Creating markets for North American LNG: Emerging market power projects

Publication | September 2017
Creating markets for North American LNG: Emerging market power projects

This article was originally published in Gastech in September 2017.

With the significant growth of North America as an LNG exporter, investors in the North American LNG industry need to find buyers for LNG – at the same time, power demand continues to grow in emerging markets and, post-COP21, gas-fired power generation is perceived as a relatively low-carbon option for providing flexible generation.

LNG exporters that are able to effectively develop independent power projects (IPPs) in emerging markets can therefore capitalise on this as a strong source of demand for US LNG. However emerging market IPPs have complex risk profiles and multiple interfaces with the host country that differentiate them even from oil & gas investments in the same jurisdictions.

Many investors in the US LNG market have either been out of the power project development business for a considerable period or have limited exposure to market practice in emerging markets, so need to quickly understand the market characteristics and drivers underpinning emerging market IPPs; and the impact on their LNG business of selling LNG to integrated IPPs.

Over the course of part 1 and part 2 of this article, we will examine five key issues which emerging market investors will need to consider before making a decision.

1. Market structure: Power sectors in many emerging markets are partially or fully unbundled (generation, transmission, distribution and supply have been separated) and the sector is regulated by an independent body that supervises performance by sector participants through a licensing regime.
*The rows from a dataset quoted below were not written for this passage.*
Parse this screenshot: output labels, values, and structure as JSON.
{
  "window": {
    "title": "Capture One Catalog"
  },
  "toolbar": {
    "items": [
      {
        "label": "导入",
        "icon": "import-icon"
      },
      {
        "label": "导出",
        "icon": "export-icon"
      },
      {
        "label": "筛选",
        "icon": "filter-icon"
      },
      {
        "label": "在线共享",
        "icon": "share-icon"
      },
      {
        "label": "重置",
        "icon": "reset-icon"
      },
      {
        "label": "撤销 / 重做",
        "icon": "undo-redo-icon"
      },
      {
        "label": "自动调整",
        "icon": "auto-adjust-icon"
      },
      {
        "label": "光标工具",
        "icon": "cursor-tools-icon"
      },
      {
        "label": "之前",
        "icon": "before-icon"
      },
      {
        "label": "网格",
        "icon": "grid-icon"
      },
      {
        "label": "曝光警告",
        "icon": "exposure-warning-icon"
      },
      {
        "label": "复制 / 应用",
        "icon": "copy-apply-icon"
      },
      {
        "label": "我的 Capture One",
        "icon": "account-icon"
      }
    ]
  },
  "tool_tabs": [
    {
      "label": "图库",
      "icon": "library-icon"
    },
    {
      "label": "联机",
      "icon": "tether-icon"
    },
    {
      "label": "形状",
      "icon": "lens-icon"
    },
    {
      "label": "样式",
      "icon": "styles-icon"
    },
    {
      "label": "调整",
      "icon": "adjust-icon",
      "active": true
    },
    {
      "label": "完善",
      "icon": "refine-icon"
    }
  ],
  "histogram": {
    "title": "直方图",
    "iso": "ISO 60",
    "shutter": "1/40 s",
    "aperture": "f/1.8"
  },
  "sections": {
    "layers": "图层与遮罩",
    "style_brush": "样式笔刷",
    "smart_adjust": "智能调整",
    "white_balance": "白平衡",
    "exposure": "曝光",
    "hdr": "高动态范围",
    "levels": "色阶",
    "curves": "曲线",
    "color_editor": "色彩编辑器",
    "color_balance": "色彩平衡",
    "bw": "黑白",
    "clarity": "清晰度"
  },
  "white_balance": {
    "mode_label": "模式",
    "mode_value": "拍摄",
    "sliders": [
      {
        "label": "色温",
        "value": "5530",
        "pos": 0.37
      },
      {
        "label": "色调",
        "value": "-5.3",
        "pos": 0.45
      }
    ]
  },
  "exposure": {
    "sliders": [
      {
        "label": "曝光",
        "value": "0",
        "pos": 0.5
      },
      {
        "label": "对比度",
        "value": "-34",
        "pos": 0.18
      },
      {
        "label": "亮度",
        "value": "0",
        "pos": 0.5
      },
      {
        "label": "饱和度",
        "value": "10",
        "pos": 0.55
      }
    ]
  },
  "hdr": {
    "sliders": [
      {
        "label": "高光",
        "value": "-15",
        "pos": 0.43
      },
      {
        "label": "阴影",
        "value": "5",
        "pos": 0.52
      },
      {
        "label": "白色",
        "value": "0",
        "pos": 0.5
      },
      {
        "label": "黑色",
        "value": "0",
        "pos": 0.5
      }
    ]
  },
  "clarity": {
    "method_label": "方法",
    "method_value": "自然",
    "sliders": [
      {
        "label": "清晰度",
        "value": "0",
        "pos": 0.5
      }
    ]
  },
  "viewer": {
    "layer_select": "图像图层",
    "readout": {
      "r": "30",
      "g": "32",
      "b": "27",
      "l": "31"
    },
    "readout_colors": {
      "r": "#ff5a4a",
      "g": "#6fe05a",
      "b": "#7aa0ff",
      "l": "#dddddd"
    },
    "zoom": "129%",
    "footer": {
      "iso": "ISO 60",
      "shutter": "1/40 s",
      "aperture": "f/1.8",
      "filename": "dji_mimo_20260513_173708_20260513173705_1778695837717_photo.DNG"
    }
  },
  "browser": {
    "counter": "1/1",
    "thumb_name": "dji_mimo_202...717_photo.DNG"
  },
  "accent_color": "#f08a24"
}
The separation of the power sector functions from the state drives domestic utilities to avoid assuming what might typically be classified as ‘government’ risk (e.g. war, embargo, grid risk, etc). Many utilities struggle to achieve cost reflective electricity tariffs, resulting in a lack of creditworthiness. IPP developers and their lenders typically need some form of agreement with the host government to address this deficiency in the risk allocation (including to facilitate the availability of political risk insurance).

In markets where gas is not already available, generators typically procure liquid fuel from a relatively limited pool of suppliers or from a government owned monopoly supplier. The more capital intensive LNG infrastructure places a significant burden on the cost base of a IPP. Where the liquid fuel supply market tends to be flexible and offer multiple routes to market, dedicated LNG infrastructure drives the need for take or pay obligations that must be passed through the IPP to the electricity utility. In most successful projects of this kind, the take or pay risk is borne by the utility and/or host government, rather than the IPP.

2. Lack of direct recourse: The LNG supplier will not have direct recourse to the electricity utility or government (where there is a government support agreement) so must consider ways of mitigating this risk. Equity interests in the IPP can often provide sufficient comfort to an LNG supplier, but this exposes the LNG supplier to technology and other risks that it is not accustomed to. Collection account mechanisms can, in some instances, be used to provide some level of cash flow certainty to the LNG supplier.

This article is part 1 of a 2 part series. Read about the integration with indigenous gas reserves, equity exposure and interface issues in part 2.